Whether the Youngstown Playhouse can be saved to see a second half-century of performances is a question that must be answered by the arts community at-large. And it is only one of many questions facing Youngstown and surrounding communities regarding their ability to maintain dozens of theaters, galleries, acting companies, bands and orchestras.
In short, this area is attempting to maintain an artistic lifestyle that it inherited from a different, more prosperous age. It was an age when Youngstown and Warren were the homes of major corporate headquarters and living standards were high. As an entry in today’s Years Ago column notes, in 1959 — the year the Playhouse opened, production workers in Youngstown, of which there were tens of thousands, earned the third highest wage of any city in the United States.
Theaters come and go

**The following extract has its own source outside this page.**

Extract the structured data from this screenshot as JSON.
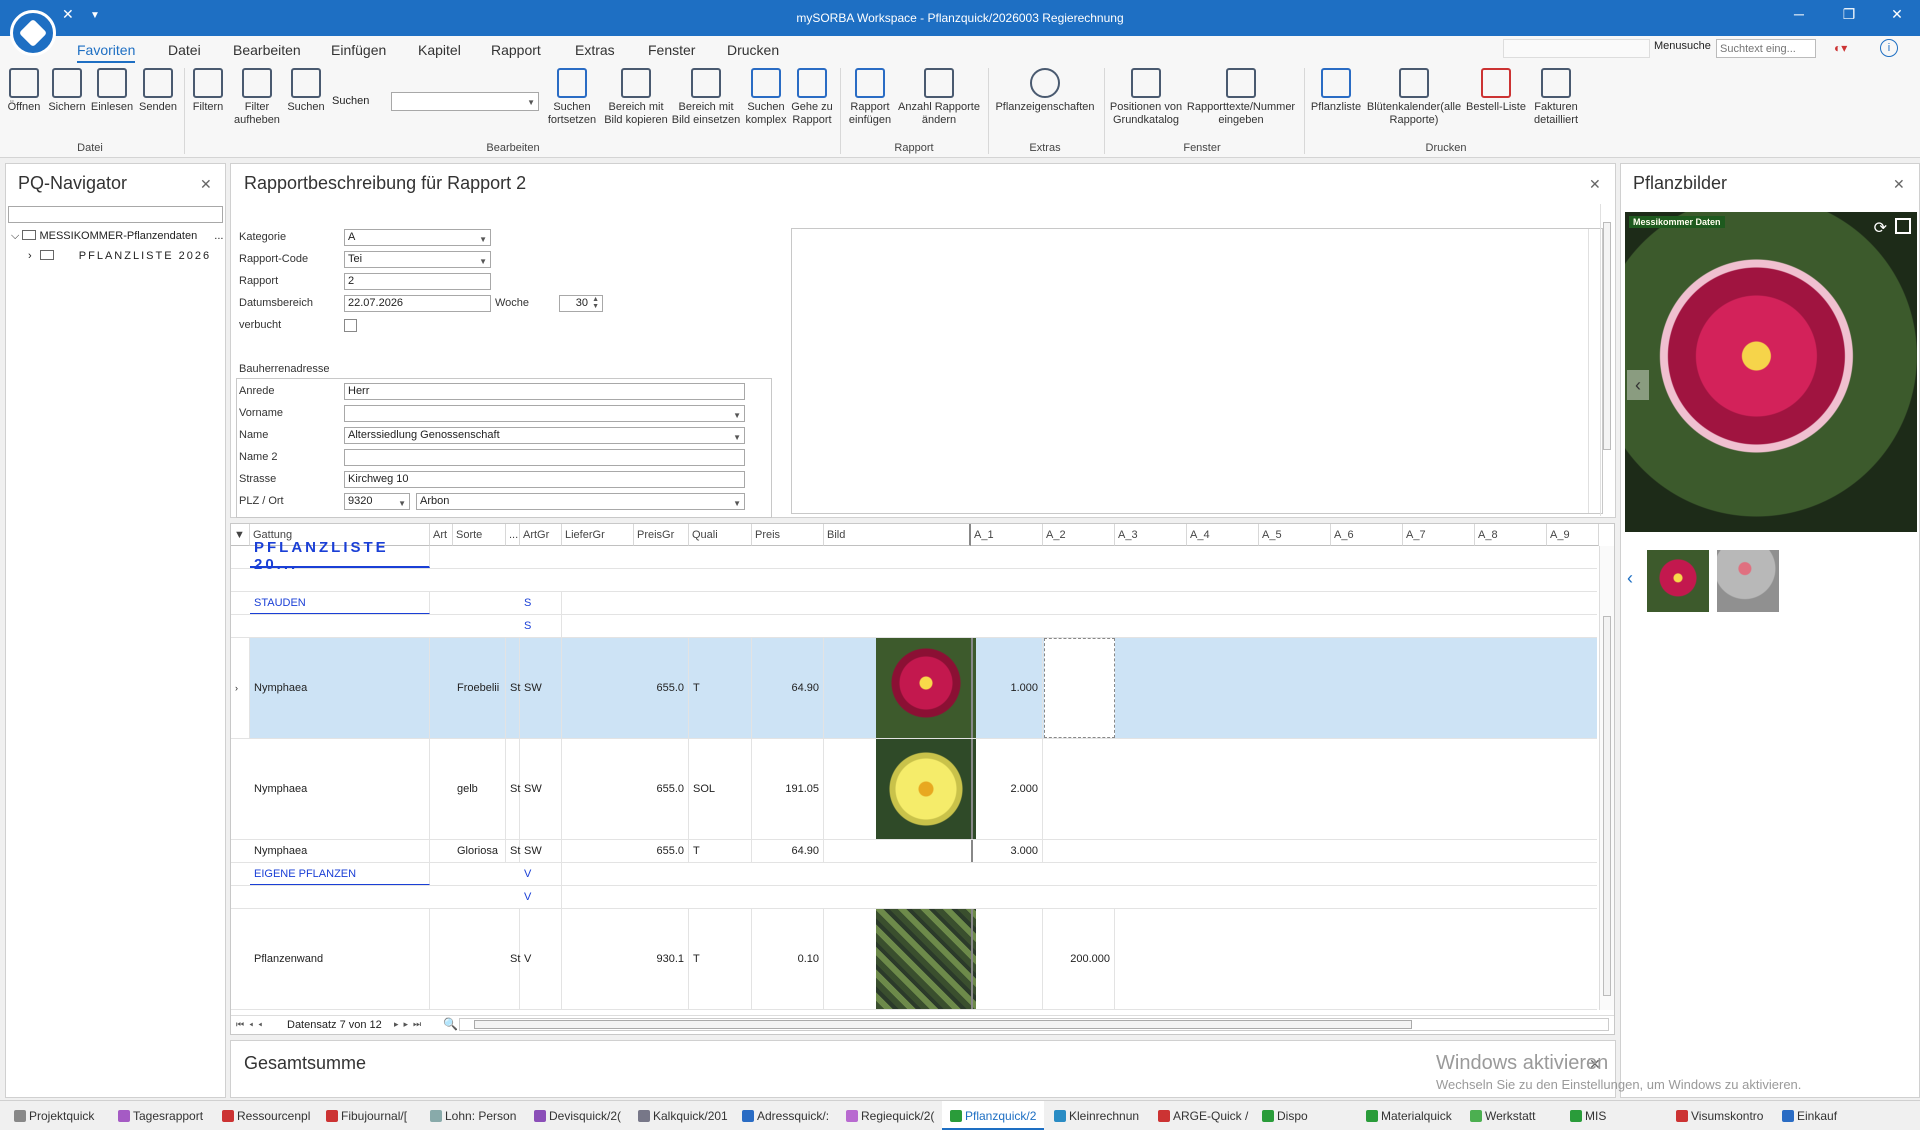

Times have changed. Indeed, times began changing not long after the Playhouse was opened 50 years ago. It is fair to ask whether the building would have ever been built if Playhouse members had known that within a decade four major downtown theaters would go dark. Among those was the Palace, which had an excellent theatrical stage dating to its vaudeville days. It was razed in 1964.
Just as it may have been impossible to look ahead in the mid-1950s when money was being raised to build the new Playhouse, it will be difficult to puzzle out if or whether the building can be saved today.
But the prospect of its demise gives a reason for all of the competing arts entities — especially the theatrical ones — to begin discussing how they can better work together. There is a finite limit to theater patrons, which means there is a limit to how many stages can be maintained and how many opening nights can be successes.
They can resolve to work together, or go dark separately.